- _Required work_
Determine how many lines in the entries below hold "object". Respond with that number only.

- _Extracted records_

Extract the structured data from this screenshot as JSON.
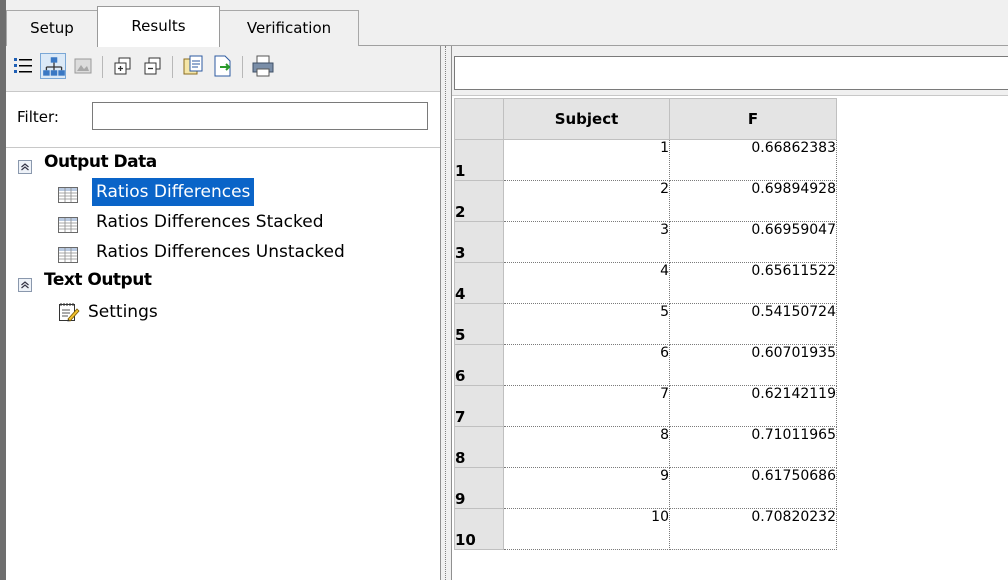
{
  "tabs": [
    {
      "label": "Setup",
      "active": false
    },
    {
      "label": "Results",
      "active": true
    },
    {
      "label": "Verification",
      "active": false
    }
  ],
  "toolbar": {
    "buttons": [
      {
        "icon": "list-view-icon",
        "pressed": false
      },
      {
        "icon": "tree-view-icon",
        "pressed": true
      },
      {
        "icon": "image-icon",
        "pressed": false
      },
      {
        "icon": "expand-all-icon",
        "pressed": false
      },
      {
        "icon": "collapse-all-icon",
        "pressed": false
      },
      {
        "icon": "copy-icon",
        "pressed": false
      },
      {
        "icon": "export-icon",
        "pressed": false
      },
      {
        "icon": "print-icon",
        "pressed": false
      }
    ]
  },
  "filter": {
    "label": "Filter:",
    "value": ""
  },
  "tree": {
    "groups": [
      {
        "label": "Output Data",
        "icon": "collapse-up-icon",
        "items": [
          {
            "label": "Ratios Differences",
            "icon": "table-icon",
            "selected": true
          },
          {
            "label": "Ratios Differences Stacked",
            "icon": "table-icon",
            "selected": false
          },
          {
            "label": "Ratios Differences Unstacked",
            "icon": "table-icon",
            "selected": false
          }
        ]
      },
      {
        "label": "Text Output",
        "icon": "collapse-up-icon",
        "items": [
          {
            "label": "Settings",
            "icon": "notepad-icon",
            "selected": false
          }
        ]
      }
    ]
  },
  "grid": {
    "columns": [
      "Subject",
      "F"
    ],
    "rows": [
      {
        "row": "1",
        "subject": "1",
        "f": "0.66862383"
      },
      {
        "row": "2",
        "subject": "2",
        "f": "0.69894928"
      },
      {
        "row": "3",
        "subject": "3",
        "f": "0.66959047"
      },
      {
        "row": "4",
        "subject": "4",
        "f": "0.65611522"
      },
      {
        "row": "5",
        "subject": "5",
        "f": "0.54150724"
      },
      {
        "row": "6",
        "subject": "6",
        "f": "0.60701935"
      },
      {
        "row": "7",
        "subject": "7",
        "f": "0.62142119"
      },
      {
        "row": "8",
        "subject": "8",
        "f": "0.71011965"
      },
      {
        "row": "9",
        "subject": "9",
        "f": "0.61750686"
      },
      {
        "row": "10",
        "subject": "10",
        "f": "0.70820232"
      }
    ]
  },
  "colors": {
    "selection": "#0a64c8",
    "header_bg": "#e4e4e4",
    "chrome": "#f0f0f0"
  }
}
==
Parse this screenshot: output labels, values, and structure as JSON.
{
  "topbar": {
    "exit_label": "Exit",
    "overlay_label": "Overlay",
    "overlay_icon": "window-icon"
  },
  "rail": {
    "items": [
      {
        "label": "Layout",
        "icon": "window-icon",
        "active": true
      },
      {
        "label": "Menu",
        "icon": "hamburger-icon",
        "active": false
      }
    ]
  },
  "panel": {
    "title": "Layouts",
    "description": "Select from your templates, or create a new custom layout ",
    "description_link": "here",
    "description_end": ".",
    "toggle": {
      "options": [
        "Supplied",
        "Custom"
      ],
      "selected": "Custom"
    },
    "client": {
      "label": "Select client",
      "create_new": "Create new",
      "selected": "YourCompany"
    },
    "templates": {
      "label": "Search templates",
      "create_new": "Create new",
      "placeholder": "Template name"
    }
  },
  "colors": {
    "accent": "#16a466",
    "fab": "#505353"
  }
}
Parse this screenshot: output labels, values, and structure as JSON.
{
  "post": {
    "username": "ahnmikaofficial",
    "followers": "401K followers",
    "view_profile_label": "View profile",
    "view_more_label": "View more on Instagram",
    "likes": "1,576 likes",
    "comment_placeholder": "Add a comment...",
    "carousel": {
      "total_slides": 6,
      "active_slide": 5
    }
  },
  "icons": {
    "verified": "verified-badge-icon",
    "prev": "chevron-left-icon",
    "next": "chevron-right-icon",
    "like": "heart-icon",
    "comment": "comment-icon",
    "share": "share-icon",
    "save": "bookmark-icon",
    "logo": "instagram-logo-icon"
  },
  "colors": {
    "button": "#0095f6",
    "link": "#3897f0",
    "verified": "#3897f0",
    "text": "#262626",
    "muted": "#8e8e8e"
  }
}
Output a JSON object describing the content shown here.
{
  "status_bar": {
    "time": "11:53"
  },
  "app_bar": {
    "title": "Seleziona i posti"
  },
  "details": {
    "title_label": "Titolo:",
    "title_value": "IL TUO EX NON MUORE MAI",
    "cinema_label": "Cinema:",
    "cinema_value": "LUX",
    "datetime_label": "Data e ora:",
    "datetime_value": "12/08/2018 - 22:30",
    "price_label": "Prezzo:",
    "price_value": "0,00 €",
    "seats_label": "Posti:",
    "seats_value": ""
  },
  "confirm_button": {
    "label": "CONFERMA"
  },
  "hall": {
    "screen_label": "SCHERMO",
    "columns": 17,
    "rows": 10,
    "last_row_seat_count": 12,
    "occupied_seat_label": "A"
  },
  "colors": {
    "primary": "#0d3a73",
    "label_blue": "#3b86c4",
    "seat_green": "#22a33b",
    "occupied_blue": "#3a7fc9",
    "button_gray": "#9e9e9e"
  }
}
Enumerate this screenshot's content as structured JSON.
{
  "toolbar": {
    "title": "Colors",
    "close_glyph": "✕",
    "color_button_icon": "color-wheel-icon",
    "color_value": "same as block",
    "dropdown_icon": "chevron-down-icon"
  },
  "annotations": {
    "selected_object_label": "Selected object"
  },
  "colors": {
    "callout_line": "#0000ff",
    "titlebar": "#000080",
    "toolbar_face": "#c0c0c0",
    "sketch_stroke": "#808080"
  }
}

- _Response box_
2